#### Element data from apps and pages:
Content starts
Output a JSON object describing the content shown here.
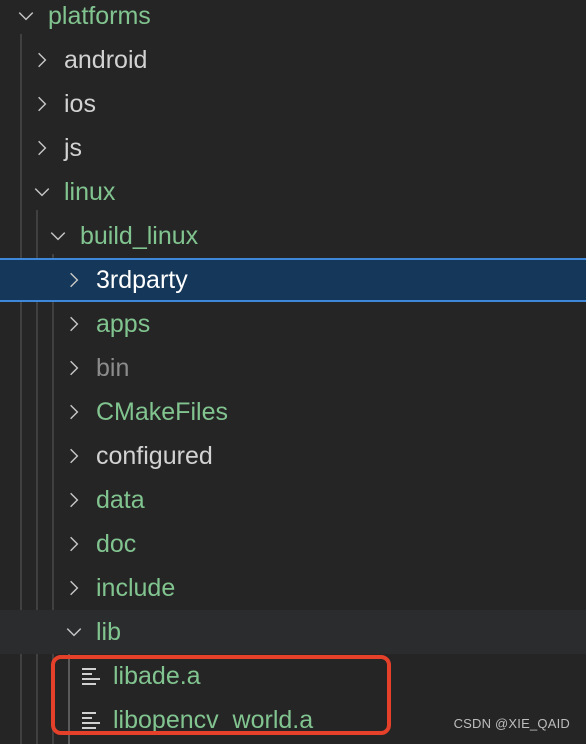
{
  "explorer": {
    "items": [
      {
        "label": "platforms",
        "type": "folder",
        "expanded": true,
        "depth": 0,
        "color": "green"
      },
      {
        "label": "android",
        "type": "folder",
        "expanded": false,
        "depth": 1,
        "color": "white"
      },
      {
        "label": "ios",
        "type": "folder",
        "expanded": false,
        "depth": 1,
        "color": "white"
      },
      {
        "label": "js",
        "type": "folder",
        "expanded": false,
        "depth": 1,
        "color": "white"
      },
      {
        "label": "linux",
        "type": "folder",
        "expanded": true,
        "depth": 1,
        "color": "green"
      },
      {
        "label": "build_linux",
        "type": "folder",
        "expanded": true,
        "depth": 2,
        "color": "green"
      },
      {
        "label": "3rdparty",
        "type": "folder",
        "expanded": false,
        "depth": 3,
        "color": "bright",
        "selected": true
      },
      {
        "label": "apps",
        "type": "folder",
        "expanded": false,
        "depth": 3,
        "color": "green"
      },
      {
        "label": "bin",
        "type": "folder",
        "expanded": false,
        "depth": 3,
        "color": "gray"
      },
      {
        "label": "CMakeFiles",
        "type": "folder",
        "expanded": false,
        "depth": 3,
        "color": "green"
      },
      {
        "label": "configured",
        "type": "folder",
        "expanded": false,
        "depth": 3,
        "color": "white"
      },
      {
        "label": "data",
        "type": "folder",
        "expanded": false,
        "depth": 3,
        "color": "green"
      },
      {
        "label": "doc",
        "type": "folder",
        "expanded": false,
        "depth": 3,
        "color": "green"
      },
      {
        "label": "include",
        "type": "folder",
        "expanded": false,
        "depth": 3,
        "color": "green"
      },
      {
        "label": "lib",
        "type": "folder",
        "expanded": true,
        "depth": 3,
        "color": "green",
        "hover": true
      },
      {
        "label": "libade.a",
        "type": "file",
        "depth": 4,
        "color": "green"
      },
      {
        "label": "libopencv_world.a",
        "type": "file",
        "depth": 4,
        "color": "green"
      }
    ]
  },
  "annotation": {
    "highlight_color": "#e5402a",
    "highlighted_items": [
      "libade.a",
      "libopencv_world.a"
    ]
  },
  "watermark": "CSDN @XIE_QAID",
  "colors": {
    "green": "#81c48f",
    "selection_bg": "#153759",
    "selection_border": "#3f87d8",
    "background": "#252526"
  }
}
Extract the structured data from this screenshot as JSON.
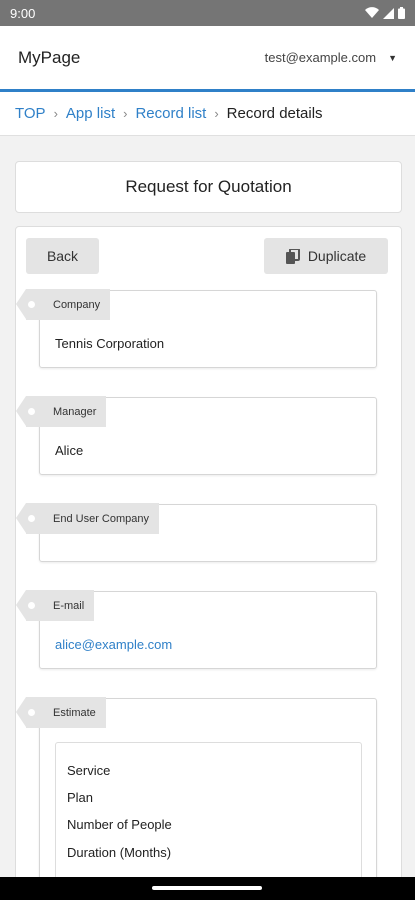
{
  "status_bar": {
    "time": "9:00"
  },
  "header": {
    "app_title": "MyPage",
    "user_email": "test@example.com",
    "menu_caret": "▼"
  },
  "breadcrumb": {
    "items": [
      "TOP",
      "App list",
      "Record list"
    ],
    "current": "Record details",
    "separator": "›"
  },
  "page": {
    "title": "Request for Quotation"
  },
  "actions": {
    "back_label": "Back",
    "duplicate_label": "Duplicate"
  },
  "fields": {
    "company": {
      "label": "Company",
      "value": "Tennis Corporation"
    },
    "manager": {
      "label": "Manager",
      "value": "Alice"
    },
    "end_user_company": {
      "label": "End User Company",
      "value": ""
    },
    "email": {
      "label": "E-mail",
      "value": "alice@example.com"
    },
    "estimate": {
      "label": "Estimate",
      "rows": [
        "Service",
        "Plan",
        "Number of People",
        "Duration (Months)"
      ]
    }
  },
  "colors": {
    "accent": "#2f80c8",
    "status_bar": "#757575",
    "label_bg": "#e4e4e4"
  },
  "icons": {
    "wifi": "wifi-icon",
    "signal": "signal-icon",
    "battery": "battery-icon",
    "duplicate": "copy-icon"
  }
}
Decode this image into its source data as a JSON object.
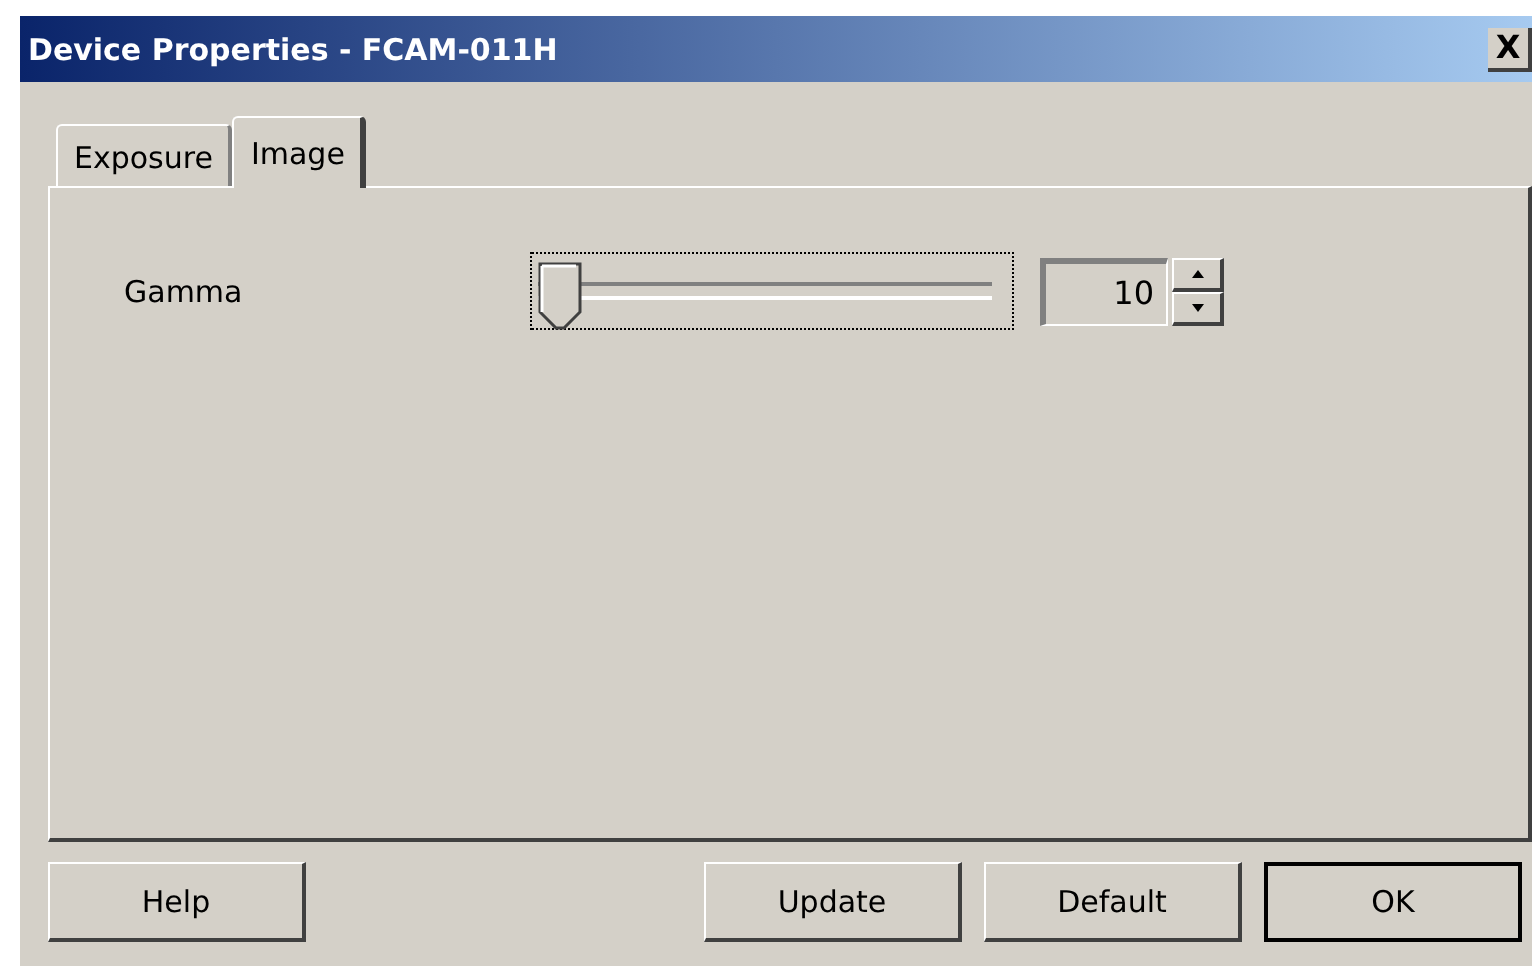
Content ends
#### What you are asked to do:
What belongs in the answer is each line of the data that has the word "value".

#### Answer space:
      "value": "Tennis Corporation"
      "value": "Alice"
      "value": ""
      "value": "alice@example.com"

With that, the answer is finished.